Givers and Takers….we have heard those terms since Kindergarten. No doubt our teachers and parents encouraged the giving and warned against the taking. But as we grew up and took jobs, there was more evidence that taking might make more sense. Why not grab all the chips on the table when you can? If you can get away with short-changing an employer or an employee, why not? If you can cut corners with a customer, why not do so?
Depending on our current circumstances, it may appear that being a Taker is the best option for survival and success. But does being a Taker prove to be the best approach in the world of business? Let’s look at two companies who, by being Givers, significantly increased their competitive advantage:

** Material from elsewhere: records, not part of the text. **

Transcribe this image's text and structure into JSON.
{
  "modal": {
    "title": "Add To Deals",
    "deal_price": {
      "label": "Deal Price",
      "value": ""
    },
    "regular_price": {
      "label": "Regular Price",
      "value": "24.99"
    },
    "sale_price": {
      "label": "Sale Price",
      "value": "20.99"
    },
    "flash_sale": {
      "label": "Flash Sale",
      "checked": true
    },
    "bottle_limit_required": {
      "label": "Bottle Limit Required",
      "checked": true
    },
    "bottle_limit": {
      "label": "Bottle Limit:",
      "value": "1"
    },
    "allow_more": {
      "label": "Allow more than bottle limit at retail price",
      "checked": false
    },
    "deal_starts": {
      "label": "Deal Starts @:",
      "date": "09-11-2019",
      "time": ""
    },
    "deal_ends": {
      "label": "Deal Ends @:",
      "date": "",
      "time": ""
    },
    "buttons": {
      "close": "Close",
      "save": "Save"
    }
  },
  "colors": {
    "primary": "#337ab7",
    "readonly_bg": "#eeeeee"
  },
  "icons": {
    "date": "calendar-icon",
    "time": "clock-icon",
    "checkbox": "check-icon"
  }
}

Chick-fil-A has closed on Sunday for over 65 years. They provide their employees a guaranteed day off to rest and spend time with family and friends. Yet even with forfeiting 3,380 revenue generating days since 1946, the company continues to be profitable year after year and has grown a culture that is both employee and customer-centered. (Chick-fil-A’s Recipe for Customer Service)
The Hampton Hotels started offering a 100% satisfaction guarantee on a guest’s stay in 1989. Twenty-four years ago Hampton was a very young brand and none of the other, more mature hotels were doing it. The conventional wisdom held that guests would take advantage and ask for free rooms, even when unwarranted. Yet this guarantee remains intact today at every Hampton Hotel and over the years nearly every other hotel chain has revamped their policies to include a 100% guarantee. (Hampton Hotels Top Franchise for Three Years)
To add some solid research to why this works not only for Chick-fil-A and Hampton, but for millions of businesses around the world, Adam Grant, the youngest tenured professor at The Wharton School, has written a book that challenges conventional wisdom. Give and Take: A Revolutionary Approach to Success looks at the concept of whether it is wise, profitable, and sustainable to put others first or our own needs first.
But first the definitions: Give, Take, or Match. Givers offer their assistance without expecting reciprocity. Takers offer their assistance only when it is certain they will get more back than they give. Matchersgive and take, matching up what they give with what they get. While most of us flex among these three, one style will dominate the majority of our professional life as well as our personal life.
Grant and his team at The Wharton School found in their initial research that Givers were at the bottom of the three professions they researched – medicine, engineering, and sales. These Givers were less productive and less efficient when compared to their peers. These Givers were often considered doormats and others took advantage of them. They had few boundaries, couldn’t say “no”, didn’t manage time well, and generally were exhausted and burned out. They were also poor negotiators when negotiating for themselves. This was not the outcome he or his research team expected.
Grant’s research continued with the findings that Matchers and Takers inhabit the middle slots, so their style and reputations keep them in the game. But they don’t rise to the top or if they do rise, it is temporary.
So who was at the top? The Givers were. They were both at the bottom and the top. The Givers at the top still fit the description of Givers at the bottom, offering their best without expecting an immediate return. Similarly they left grace in every business encounter. When they had the option to take everything on the table, they didn’t. When they could humiliate, they stayed humble. So with all the similarities, what was the difference between the Givers at the bottom and the Givers at the top?
The successful Givers at the top added several important characteristics. They put in appropriate boundaries, became Matchers when they were dealing with die-hard Takers, and most importantly regularly asked for help. Conversely, the Givers at the bottomof the productivity chart didn’t reach out for input or assistance, didn’t take time to renew their energy, and, subsequently, became overwhelmed and exhausted.
The other thing they noted is that Givers at the top stayed as humble as Givers at the bottom. They kept egos in check and avoided one-upmanship. They also worked harder, demonstrated better discernment, absorbed more of the slings and arrows, forgave quicker, asked for forgiveness quicker, and listened more. And the Givers at the top also exhibited healthy amounts of ambition, drive, and desire.
Grant addresses well-publicized fake Givers – like Enron’s Ken Lay. They may start foundations, give away money, and “kiss-up” to those who can provide them influence, access, and power. Yet while they are “kissing-up” they are also “kicking-down”…mistreating those who can’t directly help them in their climb to the top. Faking it as a Giver, while covertly promoting only their interests, simply doesn’t sustain.
Demonstrating authentic giving has profound implications on how we manage our careers, think about our employees and customers, treat our families, and grow our businesses. As we pay it forward, there is always a return on the investment. We may or may not be around to see it, but there is enough evidence to do good anyway.